Before his ouster, Morsi railed on television about his electoral legitimacy. He called his liberal opponents bad losers, in league with those secretly still loyal to Mubarak. Liberal leaders said he was "losing his mind" and met to agree on a plan with Sissi.
What was unveiled by the general, in full uniform, flanked by politicians, officers and clergy, was a road map to wipe clear a slate of messy democratic reforms enacted since Mubarak fell.
An interim government will be formed, along with a panel for national reconciliation. The constitution will be reviewed, presidential and parliamentary elections arranged.
There was no timetable. Liberal chief negotiator Mohamed ElBaradei, a former UN nuclear agency chief, said the plan would "continue the revolution" of 2011. Many hope they can have more electoral success than last year, when the Brotherhood's organization dominated the elections.
The state newspaper said arrest warrants had been issued for 300 Brotherhood members.
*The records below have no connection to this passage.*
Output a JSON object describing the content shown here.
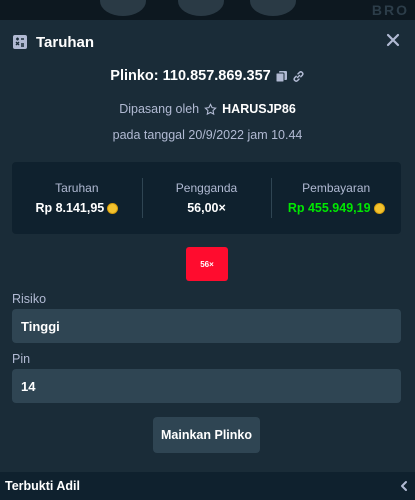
{
  "header": {
    "title": "Taruhan"
  },
  "bet": {
    "game_line": "Plinko: 110.857.869.357",
    "placed_by": "Dipasang oleh",
    "username": "HARUSJP86",
    "date": "pada tanggal 20/9/2022 jam 10.44"
  },
  "stats": [
    {
      "label": "Taruhan",
      "value": "Rp 8.141,95",
      "coin": true,
      "color": "#ffffff"
    },
    {
      "label": "Pengganda",
      "value": "56,00×",
      "coin": false,
      "color": "#ffffff"
    },
    {
      "label": "Pembayaran",
      "value": "Rp 455.949,19",
      "coin": true,
      "color": "#00e701"
    }
  ],
  "result": {
    "multiplier": "56×",
    "color": "#ff0c2e"
  },
  "form": {
    "risk_label": "Risiko",
    "risk_value": "Tinggi",
    "pins_label": "Pin",
    "pins_value": "14"
  },
  "play_button": "Mainkan Plinko",
  "footer": {
    "label": "Terbukti Adil"
  },
  "colors": {
    "bg": "#1a2c38",
    "panel": "#0f212e",
    "input": "#2f4553",
    "muted": "#b1bad3",
    "win": "#00e701",
    "chip": "#ff0c2e"
  }
}
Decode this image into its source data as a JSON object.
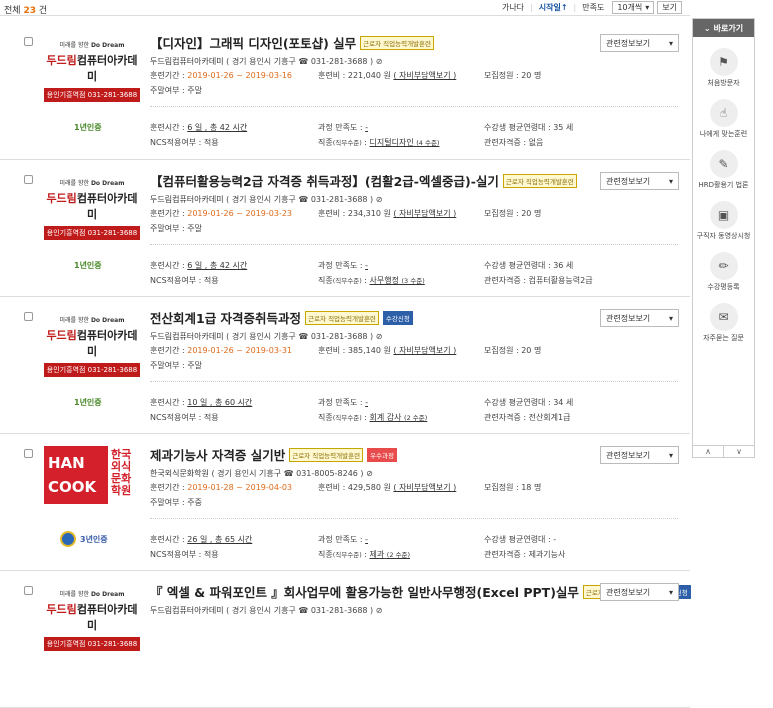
{
  "header": {
    "total_prefix": "전체",
    "total_count": "23",
    "total_suffix": "건",
    "sort_options": [
      "가나다",
      "시작일↑",
      "만족도"
    ],
    "page_size": "10개씩",
    "view_button": "보기"
  },
  "sidebar": {
    "title": "바로가기",
    "items": [
      {
        "label": "처음방문자",
        "icon": "flag-icon"
      },
      {
        "label": "나에게 맞는훈련",
        "icon": "hand-icon"
      },
      {
        "label": "HRD활용기 법론",
        "icon": "palette-icon"
      },
      {
        "label": "구직자 동영상시청",
        "icon": "video-icon"
      },
      {
        "label": "수강평등록",
        "icon": "pencil-icon"
      },
      {
        "label": "자주묻는 질문",
        "icon": "chat-icon"
      }
    ],
    "prev": "∧",
    "next": "∨"
  },
  "courses": [
    {
      "title": "【디자인】그래픽 디자인(포토샵) 실무",
      "tag": "근로자 직업능력개발훈련",
      "extra_tag": "",
      "logo": "dodream",
      "org": "두드림컴퓨터아카데미",
      "org_loc": "( 경기 용인시 기흥구 ☎ 031-281-3688 )",
      "period_label": "훈련기간 :",
      "period": "2019-01-26 ~ 2019-03-16",
      "fee": "훈련비 : 221,040 원",
      "fee_link": "( 자비부담액보기 )",
      "capacity": "모집정원 : 20 명",
      "schedule": "주말여부 : 주말",
      "cert": "1년인증",
      "hours_label": "훈련시간 :",
      "hours": "6 일 , 총 42 시간",
      "satisfaction_label": "과정 만족도 :",
      "satisfaction": "-",
      "age": "수강생 평균연령대 : 35 세",
      "ncs": "NCS적용여부 : 적용",
      "job_label": "직종",
      "job_sub": "(직무수준)",
      "job": "디지털디자인",
      "job_level": "(4 수준)",
      "license": "관련자격증 : 없음",
      "related": "관련정보보기"
    },
    {
      "title": "【컴퓨터활용능력2급 자격증 취득과정】(컴활2급-엑셀중급)-실기",
      "tag": "근로자 직업능력개발훈련",
      "extra_tag": "",
      "logo": "dodream",
      "org": "두드림컴퓨터아카데미",
      "org_loc": "( 경기 용인시 기흥구 ☎ 031-281-3688 )",
      "period_label": "훈련기간 :",
      "period": "2019-01-26 ~ 2019-03-23",
      "fee": "훈련비 : 234,310 원",
      "fee_link": "( 자비부담액보기 )",
      "capacity": "모집정원 : 20 명",
      "schedule": "주말여부 : 주말",
      "cert": "1년인증",
      "hours_label": "훈련시간 :",
      "hours": "6 일 , 총 42 시간",
      "satisfaction_label": "과정 만족도 :",
      "satisfaction": "-",
      "age": "수강생 평균연령대 : 36 세",
      "ncs": "NCS적용여부 : 적용",
      "job_label": "직종",
      "job_sub": "(직무수준)",
      "job": "사무행정",
      "job_level": "(3 수준)",
      "license": "관련자격증 : 컴퓨터활용능력2급",
      "related": "관련정보보기"
    },
    {
      "title": "전산회계1급 자격증취득과정",
      "tag": "근로자 직업능력개발훈련",
      "extra_tag": "수강신청",
      "extra_type": "blue",
      "logo": "dodream",
      "org": "두드림컴퓨터아카데미",
      "org_loc": "( 경기 용인시 기흥구 ☎ 031-281-3688 )",
      "period_label": "훈련기간 :",
      "period": "2019-01-26 ~ 2019-03-31",
      "fee": "훈련비 : 385,140 원",
      "fee_link": "( 자비부담액보기 )",
      "capacity": "모집정원 : 20 명",
      "schedule": "주말여부 : 주말",
      "cert": "1년인증",
      "hours_label": "훈련시간 :",
      "hours": "10 일 , 총 60 시간",
      "satisfaction_label": "과정 만족도 :",
      "satisfaction": "-",
      "age": "수강생 평균연령대 : 34 세",
      "ncs": "NCS적용여부 : 적용",
      "job_label": "직종",
      "job_sub": "(직무수준)",
      "job": "회계 감사",
      "job_level": "(2 수준)",
      "license": "관련자격증 : 전산회계1급",
      "related": "관련정보보기"
    },
    {
      "title": "제과기능사 자격증 실기반",
      "tag": "근로자 직업능력개발훈련",
      "extra_tag": "우수과정",
      "extra_type": "red",
      "logo": "hancook",
      "org": "한국외식문화학원",
      "org_loc": "( 경기 용인시 기흥구 ☎ 031-8005-8246 )",
      "period_label": "훈련기간 :",
      "period": "2019-01-28 ~ 2019-04-03",
      "fee": "훈련비 : 429,580 원",
      "fee_link": "( 자비부담액보기 )",
      "capacity": "모집정원 : 18 명",
      "schedule": "주말여부 : 주중",
      "cert": "3년인증",
      "hours_label": "훈련시간 :",
      "hours": "26 일 , 총 65 시간",
      "satisfaction_label": "과정 만족도 :",
      "satisfaction": "-",
      "age": "수강생 평균연령대 : -",
      "ncs": "NCS적용여부 : 적용",
      "job_label": "직종",
      "job_sub": "(직무수준)",
      "job": "제과",
      "job_level": "(2 수준)",
      "license": "관련자격증 : 제과기능사",
      "related": "관련정보보기"
    },
    {
      "title": "『 엑셀 & 파워포인트 』회사업무에 활용가능한 일반사무행정(Excel PPT)실무",
      "tag": "근로자 직업능력개발훈련",
      "extra_tag": "수강신청",
      "extra_type": "blue",
      "logo": "dodream",
      "org": "두드림컴퓨터아카데미",
      "org_loc": "( 경기 용인시 기흥구 ☎ 031-281-3688 )",
      "related": "관련정보보기"
    }
  ],
  "logos": {
    "dodream": {
      "line1": "미래를 향한",
      "brand_en": "Do Dream",
      "brand_red": "두드림",
      "brand_rest": "컴퓨터아카데미",
      "phone": "용인기흥역점 031-281-3688"
    },
    "hancook": {
      "line1": "HAN",
      "line2": "COOK",
      "kr1": "한국",
      "kr2": "외식",
      "kr3": "문화",
      "kr4": "학원"
    }
  }
}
Ayed said some have already been arrested.
"Clearly it's a pretty strong clampdown on the Muslim Brotherhood and certainly one that is likely to eventually draw some kind of reaction," Ayed said.
Foreign Affairs Minister John Baird’s press secretary issued a statement on Wednesday, saying "Canada urges all parties in Egypt to remain calm, avoid violence and engage in meaningful dialogue.
"Canada firmly believes that implementing a transparent democratic system that respects the voices of its citizens, and that encourages and respects the contributions of civil society and all other segments of the population, including religious minorities, is the best way to restore calm and give all Egyptians a stake in the future stability and prosperity of Egypt."
U.S. President Barack Obama was cautious in his response, acknowledging the "legitimate grievances of the Egyptian people" while also observing that Morsi, an Islamist, won his office in a legitimate election.
He notably stopped short of labelling Morsi's ouster a coup, leaving himself some wiggle room to navigate a U.S. law that says its government must suspend foreign aid to any country whose elected leader is ousted in a coup d'etat.
David Jacobson, the U.S. ambassador to Canada, told CBC News that the most important thing is that the U.S. supports inclusive, democratic governments.
"We hope that there will be no violence, we hope that there will not be unnecessary arrests, and we hope that an inclusive, democratic government will be re-installed as soon as possible," Jacobson said.
With files from Reuters and The Associated Press